You do not crave certain foods because your “body needs it,” as if a
sense of nutritional deficiency is akin to a sense of touch or time. You
don’t get a hankerin’ for a cheeseburger because your body is trying to
tell you that you need to boost your iron or vitamin D or potassium.
This is a pervasive myth.
When you’re actually deficient in any particular nutrient, your body
will tell you in a much more extreme way. Instead of daydreaming about
your grandma’s biscuits and gravy, you actually get violently, debilitatingly ill whenever you are lacking a vital vitamin or mineral.
Outside of a literal state of starvation or extreme bodily stress, food cravings are purely psychological.
Sometimes the psychological effects can be caused by addictive
substances in certain foods that cause chemical reactions in the brain,
such as the opiates in dairy and the caffeine and other chemicals in
But for the most part, cravings are brought on by
complex environmental cues and triggers. They tend to have a lot more to
do with nostalgia than nutrition. They are conjured more by an errant
scent on the wind than by deficiency. They are more connected to the
media you consume than the vitamins you do not.
Nobody wants to
admit that hearing that three second McDonald’s jingle from the
receptionist’s radio in the background noise of their dentist’s office
is what actually made them determined to pull into the drive-thru on
the way home, but it’s certainly far more likely than any
pseudo-scientific old wives tale passed around by people who have
probably never even met a nutritionist in their life, let alone know
anything about nutritional medicine themselves. People want to believe they have more free will than that. They don’t.
However, through awareness of these things, we can start making more conscious choices about the food we consume.

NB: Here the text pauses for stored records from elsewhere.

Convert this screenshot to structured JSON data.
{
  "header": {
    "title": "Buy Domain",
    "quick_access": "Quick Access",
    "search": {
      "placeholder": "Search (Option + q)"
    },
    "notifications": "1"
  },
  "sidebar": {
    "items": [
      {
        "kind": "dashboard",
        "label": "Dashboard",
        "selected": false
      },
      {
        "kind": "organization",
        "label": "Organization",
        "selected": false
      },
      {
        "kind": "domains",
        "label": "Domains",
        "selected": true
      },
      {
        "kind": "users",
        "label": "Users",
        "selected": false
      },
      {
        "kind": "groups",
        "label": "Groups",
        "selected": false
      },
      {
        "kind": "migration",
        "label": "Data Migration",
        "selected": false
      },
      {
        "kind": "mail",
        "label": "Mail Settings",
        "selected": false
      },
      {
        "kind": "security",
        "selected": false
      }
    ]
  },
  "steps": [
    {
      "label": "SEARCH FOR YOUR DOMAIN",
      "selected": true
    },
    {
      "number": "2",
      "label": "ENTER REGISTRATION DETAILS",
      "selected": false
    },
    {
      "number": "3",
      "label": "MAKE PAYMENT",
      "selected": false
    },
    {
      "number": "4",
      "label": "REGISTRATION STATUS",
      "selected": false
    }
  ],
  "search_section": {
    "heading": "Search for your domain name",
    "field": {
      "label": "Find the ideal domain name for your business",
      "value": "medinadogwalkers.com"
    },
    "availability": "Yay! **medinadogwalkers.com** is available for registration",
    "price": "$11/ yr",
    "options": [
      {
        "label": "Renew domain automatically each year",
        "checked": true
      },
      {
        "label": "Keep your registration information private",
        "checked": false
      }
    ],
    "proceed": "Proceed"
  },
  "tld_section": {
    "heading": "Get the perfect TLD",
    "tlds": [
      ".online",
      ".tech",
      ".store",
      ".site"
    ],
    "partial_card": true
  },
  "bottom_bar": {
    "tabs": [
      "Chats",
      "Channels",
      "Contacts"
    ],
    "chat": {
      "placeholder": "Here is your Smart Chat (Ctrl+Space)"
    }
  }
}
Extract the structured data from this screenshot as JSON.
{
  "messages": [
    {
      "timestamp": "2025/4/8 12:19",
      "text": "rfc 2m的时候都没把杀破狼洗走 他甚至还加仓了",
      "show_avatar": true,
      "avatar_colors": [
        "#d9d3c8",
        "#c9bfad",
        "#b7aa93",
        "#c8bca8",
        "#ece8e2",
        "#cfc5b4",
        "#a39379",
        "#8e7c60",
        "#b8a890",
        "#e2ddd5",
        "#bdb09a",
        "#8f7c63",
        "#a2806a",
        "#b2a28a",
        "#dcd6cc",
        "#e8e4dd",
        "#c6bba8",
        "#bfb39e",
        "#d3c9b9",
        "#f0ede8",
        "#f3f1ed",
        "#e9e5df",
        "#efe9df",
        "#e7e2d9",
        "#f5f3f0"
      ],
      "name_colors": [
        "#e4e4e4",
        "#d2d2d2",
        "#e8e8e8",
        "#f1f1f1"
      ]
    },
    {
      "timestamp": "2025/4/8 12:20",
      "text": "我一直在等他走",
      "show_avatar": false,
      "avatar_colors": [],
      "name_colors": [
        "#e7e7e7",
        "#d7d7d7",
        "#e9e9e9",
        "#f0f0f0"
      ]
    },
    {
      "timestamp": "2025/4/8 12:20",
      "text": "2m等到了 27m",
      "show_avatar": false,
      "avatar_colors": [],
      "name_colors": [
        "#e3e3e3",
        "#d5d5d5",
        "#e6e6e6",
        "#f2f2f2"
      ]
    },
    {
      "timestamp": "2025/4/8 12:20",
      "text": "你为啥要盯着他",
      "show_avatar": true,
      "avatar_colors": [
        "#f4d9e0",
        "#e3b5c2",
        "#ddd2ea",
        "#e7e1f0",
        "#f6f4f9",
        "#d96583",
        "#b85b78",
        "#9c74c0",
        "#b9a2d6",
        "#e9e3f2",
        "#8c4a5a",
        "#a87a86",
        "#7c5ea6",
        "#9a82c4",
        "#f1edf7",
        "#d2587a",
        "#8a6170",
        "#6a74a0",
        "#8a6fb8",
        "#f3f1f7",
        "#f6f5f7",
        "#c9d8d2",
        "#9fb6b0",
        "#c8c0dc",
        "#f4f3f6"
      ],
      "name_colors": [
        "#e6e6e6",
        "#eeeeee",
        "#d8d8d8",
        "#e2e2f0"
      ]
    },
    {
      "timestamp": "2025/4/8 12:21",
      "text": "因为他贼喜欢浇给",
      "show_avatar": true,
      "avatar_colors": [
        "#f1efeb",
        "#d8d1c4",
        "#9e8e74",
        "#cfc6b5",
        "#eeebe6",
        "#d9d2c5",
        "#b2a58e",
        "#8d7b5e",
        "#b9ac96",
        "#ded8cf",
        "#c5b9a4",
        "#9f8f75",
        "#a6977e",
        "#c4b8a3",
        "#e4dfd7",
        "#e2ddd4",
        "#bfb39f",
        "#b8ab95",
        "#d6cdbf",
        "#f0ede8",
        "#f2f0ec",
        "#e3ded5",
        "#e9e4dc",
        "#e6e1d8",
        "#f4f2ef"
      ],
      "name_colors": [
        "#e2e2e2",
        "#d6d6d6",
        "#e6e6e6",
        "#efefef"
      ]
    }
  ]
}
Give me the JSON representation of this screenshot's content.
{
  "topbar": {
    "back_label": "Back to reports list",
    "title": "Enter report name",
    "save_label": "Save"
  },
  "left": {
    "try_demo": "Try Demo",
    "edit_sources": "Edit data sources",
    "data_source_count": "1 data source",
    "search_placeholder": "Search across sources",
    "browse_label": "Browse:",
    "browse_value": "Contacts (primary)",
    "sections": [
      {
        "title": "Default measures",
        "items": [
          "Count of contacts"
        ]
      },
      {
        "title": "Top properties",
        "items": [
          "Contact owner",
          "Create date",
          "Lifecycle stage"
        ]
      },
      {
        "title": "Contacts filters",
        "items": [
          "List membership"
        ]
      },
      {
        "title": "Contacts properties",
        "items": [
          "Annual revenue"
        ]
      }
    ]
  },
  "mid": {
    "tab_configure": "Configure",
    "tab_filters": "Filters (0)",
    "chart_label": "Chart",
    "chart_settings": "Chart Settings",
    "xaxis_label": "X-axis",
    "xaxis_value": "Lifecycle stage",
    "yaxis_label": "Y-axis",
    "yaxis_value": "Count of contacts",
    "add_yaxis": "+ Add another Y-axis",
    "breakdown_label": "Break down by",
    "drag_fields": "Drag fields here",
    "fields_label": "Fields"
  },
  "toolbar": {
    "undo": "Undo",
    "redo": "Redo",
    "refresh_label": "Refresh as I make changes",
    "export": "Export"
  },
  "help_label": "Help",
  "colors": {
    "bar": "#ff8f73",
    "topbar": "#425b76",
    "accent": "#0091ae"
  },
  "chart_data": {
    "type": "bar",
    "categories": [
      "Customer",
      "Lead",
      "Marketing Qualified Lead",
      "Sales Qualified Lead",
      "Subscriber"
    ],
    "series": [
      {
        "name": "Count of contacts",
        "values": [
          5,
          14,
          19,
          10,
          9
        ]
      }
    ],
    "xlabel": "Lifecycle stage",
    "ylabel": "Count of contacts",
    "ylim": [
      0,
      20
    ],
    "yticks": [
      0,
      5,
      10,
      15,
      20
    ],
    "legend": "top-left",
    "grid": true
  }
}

So the next time someone tells you that humans must eat animal products simply because we crave them, please remember this.